[[ PROVIDED MATERIAL, beginning ]]

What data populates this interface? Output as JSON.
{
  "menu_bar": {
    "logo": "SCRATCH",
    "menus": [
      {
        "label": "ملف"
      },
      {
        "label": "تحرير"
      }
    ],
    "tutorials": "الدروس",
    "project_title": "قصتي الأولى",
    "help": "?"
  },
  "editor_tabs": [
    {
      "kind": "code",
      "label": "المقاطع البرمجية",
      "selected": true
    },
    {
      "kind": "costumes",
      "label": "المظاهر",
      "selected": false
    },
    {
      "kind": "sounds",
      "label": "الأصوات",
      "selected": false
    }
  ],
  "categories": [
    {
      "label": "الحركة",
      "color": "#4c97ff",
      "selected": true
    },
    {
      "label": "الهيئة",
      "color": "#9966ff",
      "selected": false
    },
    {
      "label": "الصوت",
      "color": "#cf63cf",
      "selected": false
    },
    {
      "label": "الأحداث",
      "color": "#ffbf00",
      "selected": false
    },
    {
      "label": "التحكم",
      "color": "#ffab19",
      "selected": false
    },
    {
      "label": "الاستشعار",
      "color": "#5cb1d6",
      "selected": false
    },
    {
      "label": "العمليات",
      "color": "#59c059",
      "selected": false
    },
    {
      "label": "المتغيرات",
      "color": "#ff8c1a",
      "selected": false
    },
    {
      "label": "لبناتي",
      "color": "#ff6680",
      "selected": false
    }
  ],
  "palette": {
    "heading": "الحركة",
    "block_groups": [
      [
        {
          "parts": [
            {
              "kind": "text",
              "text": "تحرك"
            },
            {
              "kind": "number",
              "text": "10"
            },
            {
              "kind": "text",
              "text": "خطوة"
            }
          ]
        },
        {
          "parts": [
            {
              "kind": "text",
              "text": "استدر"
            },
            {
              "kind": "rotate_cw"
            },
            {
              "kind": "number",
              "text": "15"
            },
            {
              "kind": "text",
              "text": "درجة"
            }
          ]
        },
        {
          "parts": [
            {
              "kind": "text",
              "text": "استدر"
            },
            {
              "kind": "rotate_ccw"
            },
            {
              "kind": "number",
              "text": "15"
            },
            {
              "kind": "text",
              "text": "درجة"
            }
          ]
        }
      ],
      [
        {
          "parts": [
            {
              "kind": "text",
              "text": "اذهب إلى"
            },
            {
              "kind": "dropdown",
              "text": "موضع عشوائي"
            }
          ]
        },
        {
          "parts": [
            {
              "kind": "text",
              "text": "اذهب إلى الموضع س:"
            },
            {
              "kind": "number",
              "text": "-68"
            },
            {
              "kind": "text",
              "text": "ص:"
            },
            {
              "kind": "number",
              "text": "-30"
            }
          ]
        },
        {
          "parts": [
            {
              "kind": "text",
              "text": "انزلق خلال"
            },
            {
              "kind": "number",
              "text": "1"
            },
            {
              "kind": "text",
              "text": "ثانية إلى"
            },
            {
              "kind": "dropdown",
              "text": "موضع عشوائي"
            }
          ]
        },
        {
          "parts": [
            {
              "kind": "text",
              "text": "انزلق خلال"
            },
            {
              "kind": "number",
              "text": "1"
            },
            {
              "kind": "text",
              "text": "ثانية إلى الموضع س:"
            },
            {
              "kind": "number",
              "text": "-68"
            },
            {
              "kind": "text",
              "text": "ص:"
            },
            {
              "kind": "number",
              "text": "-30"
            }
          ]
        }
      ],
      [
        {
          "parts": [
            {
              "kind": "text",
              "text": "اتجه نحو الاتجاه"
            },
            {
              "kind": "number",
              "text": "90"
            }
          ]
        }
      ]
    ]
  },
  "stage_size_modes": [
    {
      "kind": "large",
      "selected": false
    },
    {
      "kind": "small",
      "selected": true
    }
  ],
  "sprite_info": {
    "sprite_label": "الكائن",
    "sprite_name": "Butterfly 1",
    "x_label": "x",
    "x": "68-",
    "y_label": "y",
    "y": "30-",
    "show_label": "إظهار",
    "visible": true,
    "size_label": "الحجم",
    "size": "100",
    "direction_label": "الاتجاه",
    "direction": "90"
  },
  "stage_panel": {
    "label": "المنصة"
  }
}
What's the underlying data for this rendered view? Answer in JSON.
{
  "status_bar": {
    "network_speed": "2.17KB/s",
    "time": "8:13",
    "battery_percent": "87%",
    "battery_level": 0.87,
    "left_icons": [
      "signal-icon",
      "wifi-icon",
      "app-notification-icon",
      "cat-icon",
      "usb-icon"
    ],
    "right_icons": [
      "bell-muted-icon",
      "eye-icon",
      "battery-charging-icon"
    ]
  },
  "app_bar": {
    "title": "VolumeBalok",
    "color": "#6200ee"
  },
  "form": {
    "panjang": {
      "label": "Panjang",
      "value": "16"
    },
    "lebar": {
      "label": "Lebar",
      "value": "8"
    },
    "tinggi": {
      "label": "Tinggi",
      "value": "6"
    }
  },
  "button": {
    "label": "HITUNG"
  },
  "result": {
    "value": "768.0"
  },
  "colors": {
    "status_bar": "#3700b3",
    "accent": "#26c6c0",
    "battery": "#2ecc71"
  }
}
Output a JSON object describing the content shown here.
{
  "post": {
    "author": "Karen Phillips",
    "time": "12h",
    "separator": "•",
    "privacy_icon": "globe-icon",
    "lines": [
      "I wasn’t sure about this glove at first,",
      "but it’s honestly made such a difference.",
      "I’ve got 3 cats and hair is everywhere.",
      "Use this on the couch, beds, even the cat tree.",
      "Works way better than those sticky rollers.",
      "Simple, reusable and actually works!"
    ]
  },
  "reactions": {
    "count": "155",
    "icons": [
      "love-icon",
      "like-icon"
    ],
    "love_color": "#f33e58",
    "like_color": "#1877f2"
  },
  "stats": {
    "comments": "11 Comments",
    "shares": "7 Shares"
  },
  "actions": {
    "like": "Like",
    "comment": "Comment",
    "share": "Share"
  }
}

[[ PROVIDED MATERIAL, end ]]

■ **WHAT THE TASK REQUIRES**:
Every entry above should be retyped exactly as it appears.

■ **SOLUTION**:
What data populates this interface? Output as JSON.
{
  "menu_bar": {
    "logo": "SCRATCH",
    "menus": [
      {
        "label": "ملف"
      },
      {
        "label": "تحرير"
      }
    ],
    "tutorials": "الدروس",
    "project_title": "قصتي الأولى",
    "help": "?"
  },
  "editor_tabs": [
    {
      "kind": "code",
      "label": "المقاطع البرمجية",
      "selected": true
    },
    {
      "kind": "costumes",
      "label": "المظاهر",
      "selected": false
    },
    {
      "kind": "sounds",
      "label": "الأصوات",
      "selected": false
    }
  ],
  "categories": [
    {
      "label": "الحركة",
      "color": "#4c97ff",
      "selected": true
    },
    {
      "label": "الهيئة",
      "color": "#9966ff",
      "selected": false
    },
    {
      "label": "الصوت",
      "color": "#cf63cf",
      "selected": false
    },
    {
      "label": "الأحداث",
      "color": "#ffbf00",
      "selected": false
    },
    {
      "label": "التحكم",
      "color": "#ffab19",
      "selected": false
    },
    {
      "label": "الاستشعار",
      "color": "#5cb1d6",
      "selected": false
    },
    {
      "label": "العمليات",
      "color": "#59c059",
      "selected": false
    },
    {
      "label": "المتغيرات",
      "color": "#ff8c1a",
      "selected": false
    },
    {
      "label": "لبناتي",
      "color": "#ff6680",
      "selected": false
    }
  ],
  "palette": {
    "heading": "الحركة",
    "block_groups": [
      [
        {
          "parts": [
            {
              "kind": "text",
              "text": "تحرك"
            },
            {
              "kind": "number",
              "text": "10"
            },
            {
              "kind": "text",
              "text": "خطوة"
            }
          ]
        },
        {
          "parts": [
            {
              "kind": "text",
              "text": "استدر"
            },
            {
              "kind": "rotate_cw"
            },
            {
              "kind": "number",
              "text": "15"
            },
            {
              "kind": "text",
              "text": "درجة"
            }
          ]
        },
        {
          "parts": [
            {
              "kind": "text",
              "text": "استدر"
            },
            {
              "kind": "rotate_ccw"
            },
            {
              "kind": "number",
              "text": "15"
            },
            {
              "kind": "text",
              "text": "درجة"
            }
          ]
        }
      ],
      [
        {
          "parts": [
            {
              "kind": "text",
              "text": "اذهب إلى"
            },
            {
              "kind": "dropdown",
              "text": "موضع عشوائي"
            }
          ]
        },
        {
          "parts": [
            {
              "kind": "text",
              "text": "اذهب إلى الموضع س:"
            },
            {
              "kind": "number",
              "text": "-68"
            },
            {
              "kind": "text",
              "text": "ص:"
            },
            {
              "kind": "number",
              "text": "-30"
            }
          ]
        },
        {
          "parts": [
            {
              "kind": "text",
              "text": "انزلق خلال"
            },
            {
              "kind": "number",
              "text": "1"
            },
            {
              "kind": "text",
              "text": "ثانية إلى"
            },
            {
              "kind": "dropdown",
              "text": "موضع عشوائي"
            }
          ]
        },
        {
          "parts": [
            {
              "kind": "text",
              "text": "انزلق خلال"
            },
            {
              "kind": "number",
              "text": "1"
            },
            {
              "kind": "text",
              "text": "ثانية إلى الموضع س:"
            },
            {
              "kind": "number",
              "text": "-68"
            },
            {
              "kind": "text",
              "text": "ص:"
            },
            {
              "kind": "number",
              "text": "-30"
            }
          ]
        }
      ],
      [
        {
          "parts": [
            {
              "kind": "text",
              "text": "اتجه نحو الاتجاه"
            },
            {
              "kind": "number",
              "text": "90"
            }
          ]
        }
      ]
    ]
  },
  "stage_size_modes": [
    {
      "kind": "large",
      "selected": false
    },
    {
      "kind": "small",
      "selected": true
    }
  ],
  "sprite_info": {
    "sprite_label": "الكائن",
    "sprite_name": "Butterfly 1",
    "x_label": "x",
    "x": "68-",
    "y_label": "y",
    "y": "30-",
    "show_label": "إظهار",
    "visible": true,
    "size_label": "الحجم",
    "size": "100",
    "direction_label": "الاتجاه",
    "direction": "90"
  },
  "stage_panel": {
    "label": "المنصة"
  }
}
What's the underlying data for this rendered view? Answer in JSON.
{
  "status_bar": {
    "network_speed": "2.17KB/s",
    "time": "8:13",
    "battery_percent": "87%",
    "battery_level": 0.87,
    "left_icons": [
      "signal-icon",
      "wifi-icon",
      "app-notification-icon",
      "cat-icon",
      "usb-icon"
    ],
    "right_icons": [
      "bell-muted-icon",
      "eye-icon",
      "battery-charging-icon"
    ]
  },
  "app_bar": {
    "title": "VolumeBalok",
    "color": "#6200ee"
  },
  "form": {
    "panjang": {
      "label": "Panjang",
      "value": "16"
    },
    "lebar": {
      "label": "Lebar",
      "value": "8"
    },
    "tinggi": {
      "label": "Tinggi",
      "value": "6"
    }
  },
  "button": {
    "label": "HITUNG"
  },
  "result": {
    "value": "768.0"
  },
  "colors": {
    "status_bar": "#3700b3",
    "accent": "#26c6c0",
    "battery": "#2ecc71"
  }
}
Output a JSON object describing the content shown here.
{
  "post": {
    "author": "Karen Phillips",
    "time": "12h",
    "separator": "•",
    "privacy_icon": "globe-icon",
    "lines": [
      "I wasn’t sure about this glove at first,",
      "but it’s honestly made such a difference.",
      "I’ve got 3 cats and hair is everywhere.",
      "Use this on the couch, beds, even the cat tree.",
      "Works way better than those sticky rollers.",
      "Simple, reusable and actually works!"
    ]
  },
  "reactions": {
    "count": "155",
    "icons": [
      "love-icon",
      "like-icon"
    ],
    "love_color": "#f33e58",
    "like_color": "#1877f2"
  },
  "stats": {
    "comments": "11 Comments",
    "shares": "7 Shares"
  },
  "actions": {
    "like": "Like",
    "comment": "Comment",
    "share": "Share"
  }
}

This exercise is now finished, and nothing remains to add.